CAPE TOWN - Soweto-born Fezile Dhlamini turned his rejection from ride-hailing services Uber and Taxify and founded his very own ride-hailing service, Green Scooter.
Dhlamini was born and raised in Soweto and says that he always had an interest in learning new things.
“I was about 6 years old when I got my first computer. I then taught myself everything about computers”, said Dlamini.
When he was completing his Undergraduate Degree in Strategic Communications at the University of Johannesburg, Dhlamini said he applied for a job at Uber. To his disappointment, he was rejected.
However, the young student then persevered, adamant to land a job at the ride-hailing company.
“I applied for back-end work from digital strategy to operations at all of the Uber branches in South Africa and London”, said the 26-year-old.
After being rejected by Uber and Taxify for three years, Dhlamini then decided to found his own start-up.
Picture: Founder of Green Scooter, Fezile Dhlamini. (Supplied).
In December 2015, the idea of Green Scooter was born. The founder says that he was on holiday in Richards Bay and he noticed how everyone was walking to get to their destination. He then used the commuting concept and decided to realise his dream.
“I realised my own dream and that I can make it happen myself. No one owes you anything and I used my rejection to fuel it into fire to start my business”, said Dhlamini.
“I did a lot of research on marketing ideas and at the same time, I was also heavily invested in tech”, adds Dhlamini.
Dhlamini then imported electric scooters from Sweden and founded his own ride-sharing service, Green Scooter.
Green Scooter uses the same model as Uber and Taxify, says Dhlamini. However, it is 30% cheaper.
Green Scooter will function as both a ride-sharing service which will transport two people at a time and in the long term, it will transport cargo.
The service will function via a mobile app, which will be launched on September 1st in Johannesburg. In its pilot phase, Dhlamini will deploy 10 electric scooters around Johannesburg to test it and ensure that it serves the desired function.
“People want convenience and a personal experience and what better way to get that without paying a large amount of money”, says Dhlamini.

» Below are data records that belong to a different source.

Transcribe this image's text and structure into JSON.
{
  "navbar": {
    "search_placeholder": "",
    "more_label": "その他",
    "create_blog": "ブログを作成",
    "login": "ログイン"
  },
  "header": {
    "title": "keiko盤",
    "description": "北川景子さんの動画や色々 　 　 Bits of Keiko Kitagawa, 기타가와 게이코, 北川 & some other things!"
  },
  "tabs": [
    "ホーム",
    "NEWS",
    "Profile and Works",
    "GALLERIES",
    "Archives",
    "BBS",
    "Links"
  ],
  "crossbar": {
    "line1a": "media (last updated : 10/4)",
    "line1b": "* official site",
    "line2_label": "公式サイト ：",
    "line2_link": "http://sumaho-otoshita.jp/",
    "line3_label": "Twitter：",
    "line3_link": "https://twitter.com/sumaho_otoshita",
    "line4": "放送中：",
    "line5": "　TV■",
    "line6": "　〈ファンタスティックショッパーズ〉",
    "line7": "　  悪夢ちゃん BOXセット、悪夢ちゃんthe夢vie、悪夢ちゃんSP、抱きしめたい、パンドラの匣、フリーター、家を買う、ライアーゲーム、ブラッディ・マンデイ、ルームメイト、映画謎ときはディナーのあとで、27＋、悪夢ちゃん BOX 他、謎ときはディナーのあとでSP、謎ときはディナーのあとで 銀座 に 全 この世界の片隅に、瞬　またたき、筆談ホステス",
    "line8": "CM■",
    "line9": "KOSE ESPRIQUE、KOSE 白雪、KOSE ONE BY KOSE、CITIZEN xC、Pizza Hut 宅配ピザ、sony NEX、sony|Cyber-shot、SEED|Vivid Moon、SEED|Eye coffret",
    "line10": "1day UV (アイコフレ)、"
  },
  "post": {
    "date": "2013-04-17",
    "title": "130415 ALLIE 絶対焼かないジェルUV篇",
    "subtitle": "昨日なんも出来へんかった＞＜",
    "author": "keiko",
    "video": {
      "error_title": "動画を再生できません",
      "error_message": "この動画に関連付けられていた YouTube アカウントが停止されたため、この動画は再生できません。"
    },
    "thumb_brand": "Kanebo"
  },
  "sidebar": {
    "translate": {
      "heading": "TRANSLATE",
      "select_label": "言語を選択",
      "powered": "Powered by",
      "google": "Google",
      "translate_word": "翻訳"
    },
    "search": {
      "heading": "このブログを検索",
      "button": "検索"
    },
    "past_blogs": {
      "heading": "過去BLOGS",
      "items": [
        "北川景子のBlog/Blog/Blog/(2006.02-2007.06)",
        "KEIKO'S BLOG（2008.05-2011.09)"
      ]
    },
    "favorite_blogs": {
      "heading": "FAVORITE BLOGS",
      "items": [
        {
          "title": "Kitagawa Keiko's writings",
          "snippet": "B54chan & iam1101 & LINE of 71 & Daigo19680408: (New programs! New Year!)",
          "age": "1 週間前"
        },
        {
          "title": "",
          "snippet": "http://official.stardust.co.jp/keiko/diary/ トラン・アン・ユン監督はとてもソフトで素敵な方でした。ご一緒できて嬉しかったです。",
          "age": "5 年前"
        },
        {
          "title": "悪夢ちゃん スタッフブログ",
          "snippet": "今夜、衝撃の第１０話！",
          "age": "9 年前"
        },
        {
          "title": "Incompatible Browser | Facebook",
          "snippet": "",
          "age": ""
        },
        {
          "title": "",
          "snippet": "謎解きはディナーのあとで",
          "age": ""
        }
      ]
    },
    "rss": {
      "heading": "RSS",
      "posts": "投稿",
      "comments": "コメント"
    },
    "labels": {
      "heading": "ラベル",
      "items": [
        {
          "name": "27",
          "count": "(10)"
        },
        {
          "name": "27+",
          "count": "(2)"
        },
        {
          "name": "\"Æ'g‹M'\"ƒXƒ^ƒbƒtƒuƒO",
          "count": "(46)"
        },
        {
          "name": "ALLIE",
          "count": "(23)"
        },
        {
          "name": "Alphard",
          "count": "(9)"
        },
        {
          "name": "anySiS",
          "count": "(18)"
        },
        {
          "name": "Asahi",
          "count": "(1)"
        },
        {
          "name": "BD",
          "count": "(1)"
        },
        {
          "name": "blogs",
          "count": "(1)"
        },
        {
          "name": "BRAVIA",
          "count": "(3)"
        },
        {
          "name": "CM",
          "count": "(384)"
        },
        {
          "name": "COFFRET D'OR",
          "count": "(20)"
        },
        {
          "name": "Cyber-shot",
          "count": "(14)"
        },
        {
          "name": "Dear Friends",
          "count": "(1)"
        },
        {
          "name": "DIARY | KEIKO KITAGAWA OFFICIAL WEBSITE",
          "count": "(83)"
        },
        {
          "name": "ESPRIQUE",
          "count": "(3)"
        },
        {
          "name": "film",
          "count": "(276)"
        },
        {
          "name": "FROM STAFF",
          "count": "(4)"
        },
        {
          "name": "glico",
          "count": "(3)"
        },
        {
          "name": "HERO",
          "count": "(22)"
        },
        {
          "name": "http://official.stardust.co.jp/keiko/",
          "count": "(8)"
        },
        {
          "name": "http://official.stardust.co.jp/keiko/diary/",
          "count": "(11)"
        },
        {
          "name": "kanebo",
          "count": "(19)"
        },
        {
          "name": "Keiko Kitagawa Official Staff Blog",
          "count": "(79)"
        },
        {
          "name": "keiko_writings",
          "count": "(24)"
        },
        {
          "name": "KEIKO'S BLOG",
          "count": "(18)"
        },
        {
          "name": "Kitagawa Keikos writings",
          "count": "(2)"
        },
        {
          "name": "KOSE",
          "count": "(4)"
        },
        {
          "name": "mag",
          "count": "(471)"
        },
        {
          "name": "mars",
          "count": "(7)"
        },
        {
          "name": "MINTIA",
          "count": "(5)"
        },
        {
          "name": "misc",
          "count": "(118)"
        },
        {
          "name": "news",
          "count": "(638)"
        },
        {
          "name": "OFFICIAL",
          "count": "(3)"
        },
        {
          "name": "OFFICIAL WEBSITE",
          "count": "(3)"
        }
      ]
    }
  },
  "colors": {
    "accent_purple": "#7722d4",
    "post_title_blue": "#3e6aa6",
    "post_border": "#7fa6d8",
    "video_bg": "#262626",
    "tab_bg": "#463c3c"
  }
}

When asked what advice he would give to aspiring entrepreneurs or individuals who are facing a deadlock in their job, Dhlamini says:
“People invest in entrepreneurs and that is how businesses make sense. If you are passionate about something and believe that it will work then you will succeed”. However, the entrepreneur adds that it is important to note that not everyone is going to be an entrepreneur. “You need to find your fit”.
Dhlamini says that rejection is also not a bad thing. It is one of those things that happen but you can learn from it. He admits that he nearly went into business with certain people. It later turned out that they were not the right people to go into business with.
“Rejection is one step closer to what you are trying to achieve”, Dhlamini says.
- BUSINESS REPORT ONLINE